America's most notorious bank robber would probably see the irony in the case of a teller who filed a lawsuit against Winston-Salem, North Carolina-based bank BB&T, alleging he was roughed up and traumatized in a “mock armed robbery” at the bank's Greensboro branch.
Moises Vasquez said he and another employee were opening the bank for the day when a teller from another branch wearing a ski mask screamed at him, jabbed a fake gun in his side, “and told him not to do anything stupid.”
Mr. Vasquez “was visibly traumatized and very angry and upset once he learned he was subjected to a mock armed robbery without his prior knowledge or consent,” according to the complaint filed in Guilford County, North Carolina, Superior Court. He is seeking damages from the bank for assault, battery, intentional infliction of emotional stress and false imprisonment.
The complaint claims that BB&T staff conspired to harm employees, and that the mock armed robbery was carried out by those not experienced in conducting such security training, in violation of industry standards.
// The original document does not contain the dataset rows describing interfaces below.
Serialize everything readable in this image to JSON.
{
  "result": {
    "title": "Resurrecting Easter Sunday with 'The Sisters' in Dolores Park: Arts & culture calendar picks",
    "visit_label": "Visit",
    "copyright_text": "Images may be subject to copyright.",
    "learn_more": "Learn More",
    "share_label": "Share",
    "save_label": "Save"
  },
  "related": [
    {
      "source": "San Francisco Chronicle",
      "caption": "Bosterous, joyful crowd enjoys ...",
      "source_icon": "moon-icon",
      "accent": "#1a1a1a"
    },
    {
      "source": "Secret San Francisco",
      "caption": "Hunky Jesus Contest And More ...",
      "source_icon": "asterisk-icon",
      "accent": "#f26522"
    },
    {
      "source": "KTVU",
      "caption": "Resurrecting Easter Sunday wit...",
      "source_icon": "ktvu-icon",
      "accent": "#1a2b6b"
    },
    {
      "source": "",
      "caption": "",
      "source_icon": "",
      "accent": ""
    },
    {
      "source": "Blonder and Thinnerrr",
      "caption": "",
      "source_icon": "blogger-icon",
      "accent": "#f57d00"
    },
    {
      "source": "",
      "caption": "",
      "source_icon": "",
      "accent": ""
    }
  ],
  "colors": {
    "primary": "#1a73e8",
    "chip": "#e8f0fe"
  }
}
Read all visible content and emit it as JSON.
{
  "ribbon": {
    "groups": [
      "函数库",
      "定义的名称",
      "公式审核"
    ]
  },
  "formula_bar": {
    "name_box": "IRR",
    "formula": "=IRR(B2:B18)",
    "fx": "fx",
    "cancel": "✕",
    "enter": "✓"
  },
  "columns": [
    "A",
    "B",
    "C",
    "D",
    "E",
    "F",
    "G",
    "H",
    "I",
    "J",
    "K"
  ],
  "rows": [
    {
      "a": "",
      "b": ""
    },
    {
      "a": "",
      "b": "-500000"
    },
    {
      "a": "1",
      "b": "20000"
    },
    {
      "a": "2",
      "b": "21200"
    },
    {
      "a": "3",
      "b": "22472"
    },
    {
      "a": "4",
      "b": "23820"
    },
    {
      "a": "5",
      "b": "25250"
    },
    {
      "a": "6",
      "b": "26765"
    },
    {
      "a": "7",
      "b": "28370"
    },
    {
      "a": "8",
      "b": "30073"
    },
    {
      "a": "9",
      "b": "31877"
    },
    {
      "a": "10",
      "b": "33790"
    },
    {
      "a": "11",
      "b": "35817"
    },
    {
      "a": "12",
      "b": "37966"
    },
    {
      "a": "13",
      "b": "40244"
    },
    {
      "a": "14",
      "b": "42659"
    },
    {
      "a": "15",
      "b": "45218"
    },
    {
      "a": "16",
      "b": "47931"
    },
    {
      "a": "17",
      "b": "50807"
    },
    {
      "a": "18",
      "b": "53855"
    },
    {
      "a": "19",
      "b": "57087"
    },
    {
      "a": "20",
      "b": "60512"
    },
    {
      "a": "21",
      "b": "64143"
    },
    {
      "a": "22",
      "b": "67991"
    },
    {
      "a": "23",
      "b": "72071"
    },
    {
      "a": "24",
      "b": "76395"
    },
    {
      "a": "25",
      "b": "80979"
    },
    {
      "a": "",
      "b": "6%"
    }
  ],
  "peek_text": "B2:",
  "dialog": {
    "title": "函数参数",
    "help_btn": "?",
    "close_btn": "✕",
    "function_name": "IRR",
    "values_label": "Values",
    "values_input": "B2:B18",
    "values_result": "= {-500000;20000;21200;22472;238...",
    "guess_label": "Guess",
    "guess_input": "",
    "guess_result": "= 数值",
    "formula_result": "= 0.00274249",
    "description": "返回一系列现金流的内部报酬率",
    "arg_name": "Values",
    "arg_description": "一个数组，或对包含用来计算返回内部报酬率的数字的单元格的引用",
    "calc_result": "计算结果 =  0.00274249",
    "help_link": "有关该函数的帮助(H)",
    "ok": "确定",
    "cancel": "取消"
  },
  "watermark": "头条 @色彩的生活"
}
The lawsuit also alleges that the bank did not having a proper security plan for the branch, failed to adopt appropriate procedures to discourage robberies and failed to have recognized and generally established practices for mock armed robberies.
“While we conduct regular safety and security training for our branch personnel, our management team does not approve the type of training described in this story,” BB&T Vice President for Corporate Communications David White said.
Risk managers the world over are coming to grips with the risks — and opportunities — posed by drone technology.